Where the records below have a line with "EmpBean", that line is to be copied.

═════ Available data ═════

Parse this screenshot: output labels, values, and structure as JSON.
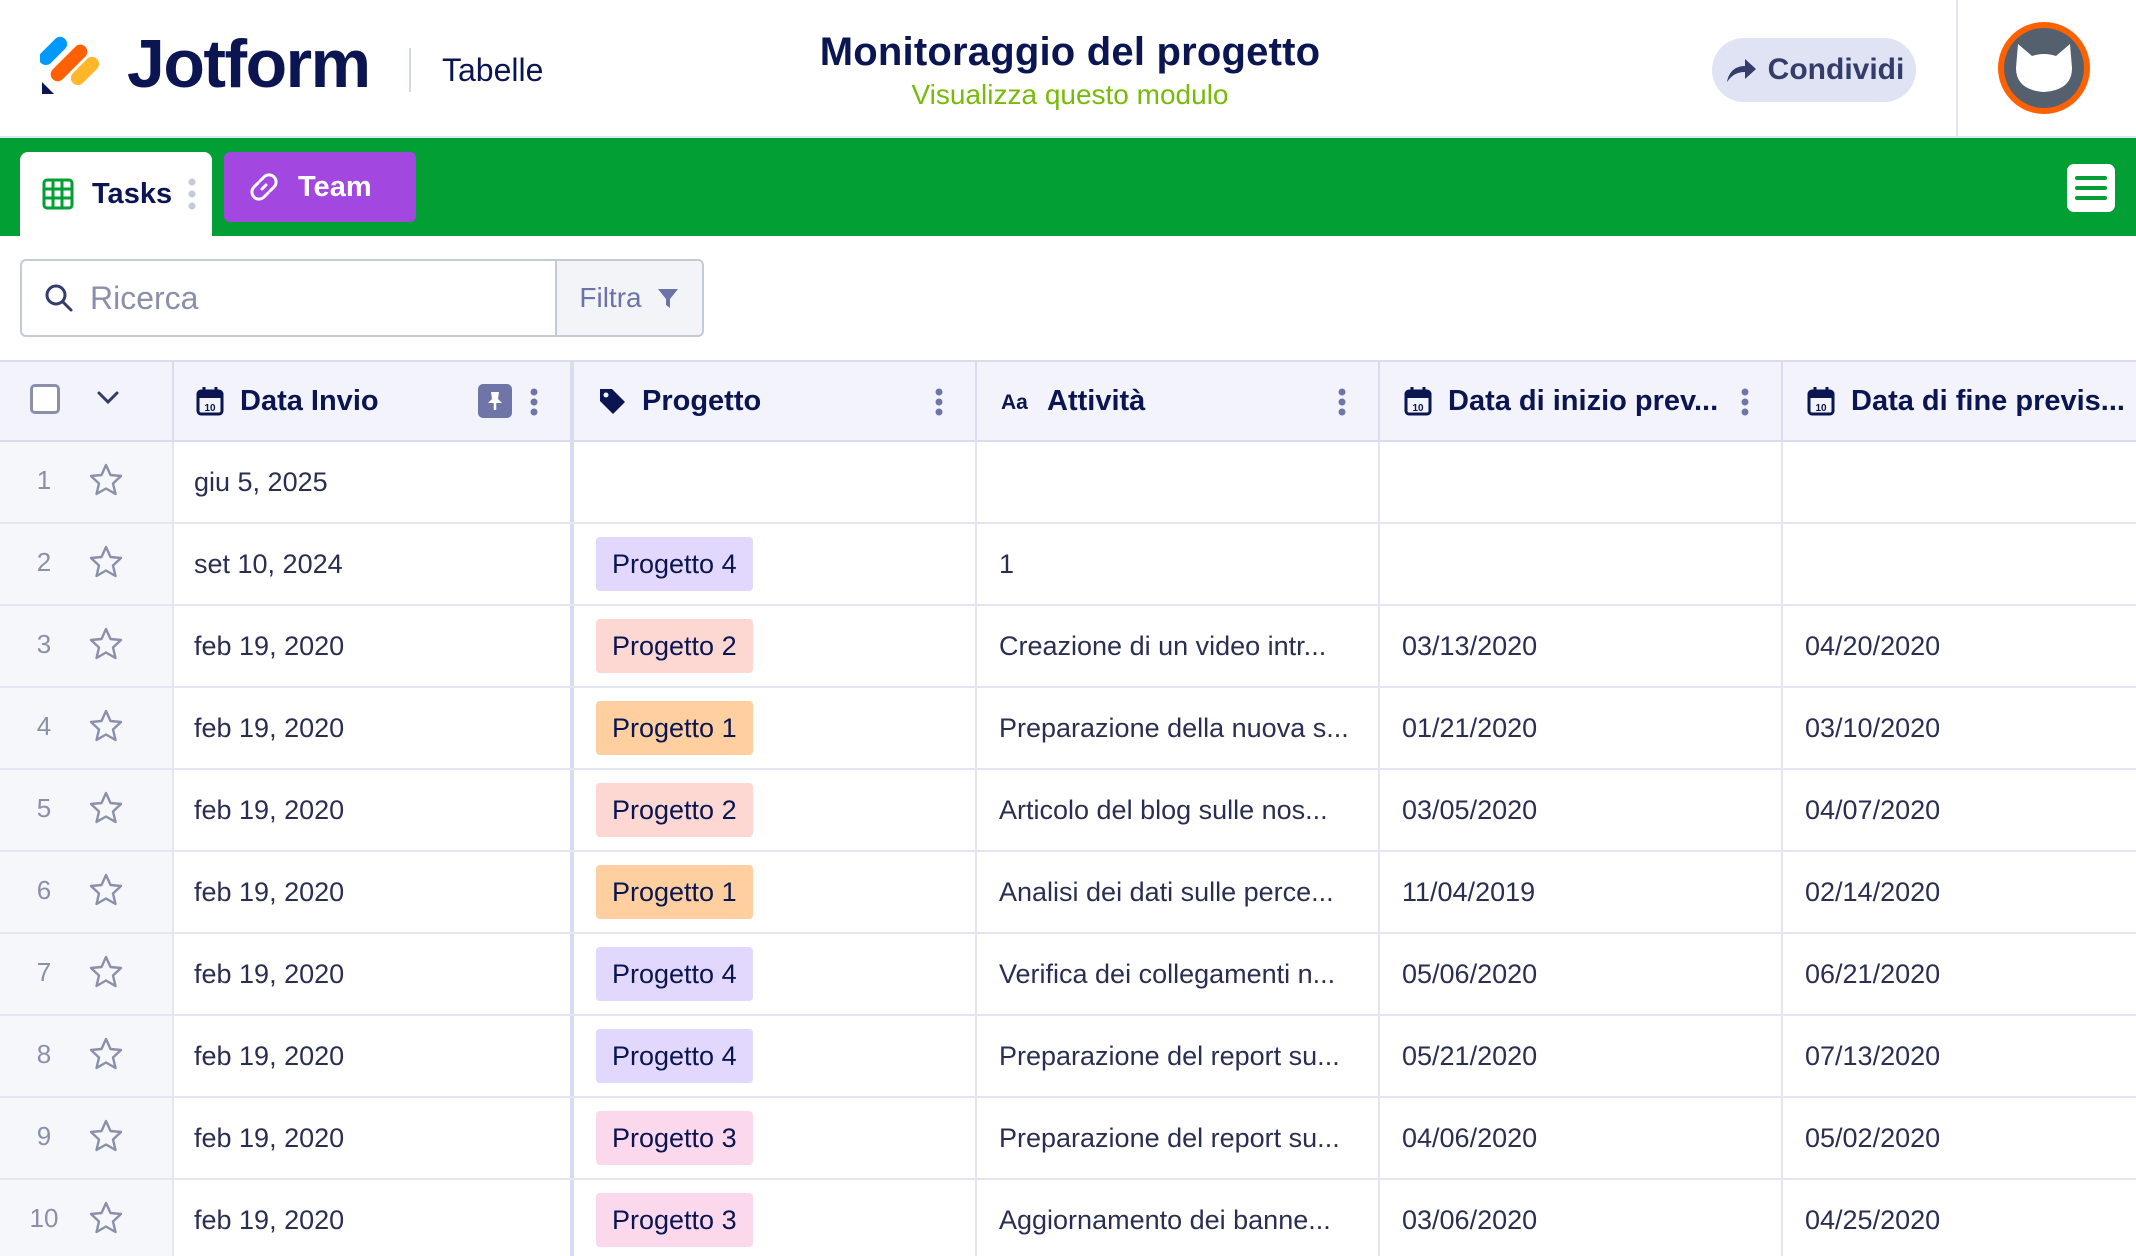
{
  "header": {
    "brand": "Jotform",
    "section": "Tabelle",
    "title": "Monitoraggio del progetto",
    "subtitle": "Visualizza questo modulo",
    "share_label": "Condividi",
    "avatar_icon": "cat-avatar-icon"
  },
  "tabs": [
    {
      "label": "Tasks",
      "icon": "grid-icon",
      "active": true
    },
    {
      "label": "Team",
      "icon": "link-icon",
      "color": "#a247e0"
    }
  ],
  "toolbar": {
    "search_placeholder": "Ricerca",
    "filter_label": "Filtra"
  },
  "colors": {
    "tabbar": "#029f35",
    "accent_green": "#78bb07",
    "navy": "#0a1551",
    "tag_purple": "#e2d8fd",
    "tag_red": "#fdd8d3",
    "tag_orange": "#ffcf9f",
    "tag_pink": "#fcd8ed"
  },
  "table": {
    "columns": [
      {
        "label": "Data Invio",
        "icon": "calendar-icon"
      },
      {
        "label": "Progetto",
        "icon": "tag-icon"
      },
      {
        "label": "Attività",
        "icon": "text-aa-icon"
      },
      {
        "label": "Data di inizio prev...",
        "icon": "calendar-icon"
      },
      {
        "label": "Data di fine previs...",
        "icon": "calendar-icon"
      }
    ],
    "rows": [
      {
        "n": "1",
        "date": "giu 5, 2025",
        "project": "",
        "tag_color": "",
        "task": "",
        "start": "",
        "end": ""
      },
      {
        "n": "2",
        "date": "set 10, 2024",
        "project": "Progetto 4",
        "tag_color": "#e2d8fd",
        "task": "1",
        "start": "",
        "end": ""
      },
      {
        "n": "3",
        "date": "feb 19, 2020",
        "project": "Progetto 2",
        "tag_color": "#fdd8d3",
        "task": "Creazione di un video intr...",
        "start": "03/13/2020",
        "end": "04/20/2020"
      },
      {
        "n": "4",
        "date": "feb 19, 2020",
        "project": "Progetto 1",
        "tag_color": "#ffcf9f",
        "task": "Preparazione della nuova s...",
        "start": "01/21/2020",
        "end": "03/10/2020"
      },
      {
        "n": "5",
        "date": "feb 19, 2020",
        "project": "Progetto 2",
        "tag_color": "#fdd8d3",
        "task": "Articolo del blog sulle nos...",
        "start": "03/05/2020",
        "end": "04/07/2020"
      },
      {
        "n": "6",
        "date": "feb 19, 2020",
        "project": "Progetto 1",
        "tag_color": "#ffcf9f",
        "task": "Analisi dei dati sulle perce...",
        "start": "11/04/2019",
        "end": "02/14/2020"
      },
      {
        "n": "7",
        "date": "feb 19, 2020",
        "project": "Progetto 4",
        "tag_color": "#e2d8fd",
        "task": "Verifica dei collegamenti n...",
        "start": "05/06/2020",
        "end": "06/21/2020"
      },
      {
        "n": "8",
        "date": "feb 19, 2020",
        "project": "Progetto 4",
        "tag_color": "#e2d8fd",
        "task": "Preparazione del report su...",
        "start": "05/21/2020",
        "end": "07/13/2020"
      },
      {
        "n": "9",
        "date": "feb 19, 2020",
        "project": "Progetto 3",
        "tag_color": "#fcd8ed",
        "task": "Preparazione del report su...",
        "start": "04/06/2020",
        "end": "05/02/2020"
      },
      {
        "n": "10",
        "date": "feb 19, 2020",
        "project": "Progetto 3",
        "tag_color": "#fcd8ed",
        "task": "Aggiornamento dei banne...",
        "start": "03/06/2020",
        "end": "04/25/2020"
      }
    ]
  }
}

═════
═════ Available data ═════

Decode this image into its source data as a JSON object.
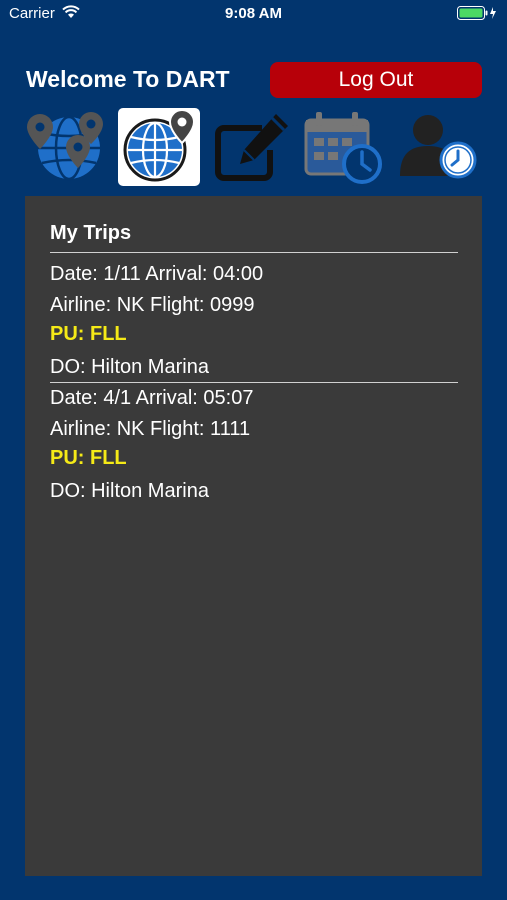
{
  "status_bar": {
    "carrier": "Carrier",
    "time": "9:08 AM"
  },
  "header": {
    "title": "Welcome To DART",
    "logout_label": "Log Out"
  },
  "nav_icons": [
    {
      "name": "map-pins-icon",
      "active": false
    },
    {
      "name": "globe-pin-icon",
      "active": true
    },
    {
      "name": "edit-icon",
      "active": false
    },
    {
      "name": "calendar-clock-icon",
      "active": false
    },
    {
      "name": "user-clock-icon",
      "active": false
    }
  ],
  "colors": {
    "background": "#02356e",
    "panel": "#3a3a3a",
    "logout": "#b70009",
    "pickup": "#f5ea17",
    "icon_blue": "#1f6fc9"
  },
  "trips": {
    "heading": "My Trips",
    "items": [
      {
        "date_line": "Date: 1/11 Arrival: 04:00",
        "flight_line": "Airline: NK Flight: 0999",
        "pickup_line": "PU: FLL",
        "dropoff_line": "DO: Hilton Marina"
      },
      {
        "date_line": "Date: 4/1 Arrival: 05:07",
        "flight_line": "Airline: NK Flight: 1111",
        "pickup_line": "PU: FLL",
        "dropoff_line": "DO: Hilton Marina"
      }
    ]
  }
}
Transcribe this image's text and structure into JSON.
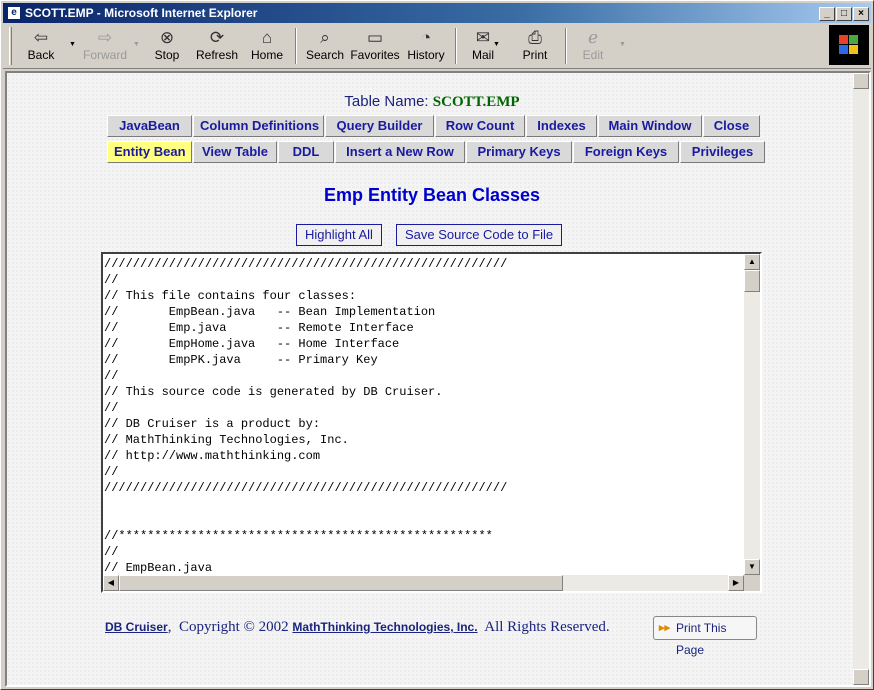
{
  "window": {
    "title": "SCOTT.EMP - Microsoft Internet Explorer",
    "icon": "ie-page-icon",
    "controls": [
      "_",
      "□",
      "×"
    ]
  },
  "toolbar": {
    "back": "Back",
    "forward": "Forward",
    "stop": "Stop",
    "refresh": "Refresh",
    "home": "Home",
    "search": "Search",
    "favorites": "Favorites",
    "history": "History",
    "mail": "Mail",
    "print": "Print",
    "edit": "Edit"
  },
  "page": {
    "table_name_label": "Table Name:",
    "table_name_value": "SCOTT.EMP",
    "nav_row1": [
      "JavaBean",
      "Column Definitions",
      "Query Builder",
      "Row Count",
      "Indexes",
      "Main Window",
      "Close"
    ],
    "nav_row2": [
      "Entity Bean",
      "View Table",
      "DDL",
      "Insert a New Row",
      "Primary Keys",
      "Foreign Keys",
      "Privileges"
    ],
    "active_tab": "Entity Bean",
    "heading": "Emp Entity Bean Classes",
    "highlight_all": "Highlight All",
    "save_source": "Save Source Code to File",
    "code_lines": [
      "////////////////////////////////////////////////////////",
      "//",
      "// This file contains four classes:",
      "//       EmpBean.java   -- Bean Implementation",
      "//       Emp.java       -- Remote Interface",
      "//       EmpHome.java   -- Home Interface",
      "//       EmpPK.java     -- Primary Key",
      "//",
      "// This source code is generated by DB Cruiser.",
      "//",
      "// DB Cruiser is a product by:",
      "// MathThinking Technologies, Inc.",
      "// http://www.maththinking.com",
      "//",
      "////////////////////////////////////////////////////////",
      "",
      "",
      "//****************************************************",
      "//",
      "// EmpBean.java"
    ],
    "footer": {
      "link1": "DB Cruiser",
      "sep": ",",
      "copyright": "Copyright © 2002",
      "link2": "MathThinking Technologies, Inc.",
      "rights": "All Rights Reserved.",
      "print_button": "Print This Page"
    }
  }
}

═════

- Task response
      "//       EmpBean.java   -- Bean Implementation",
      "// EmpBean.java"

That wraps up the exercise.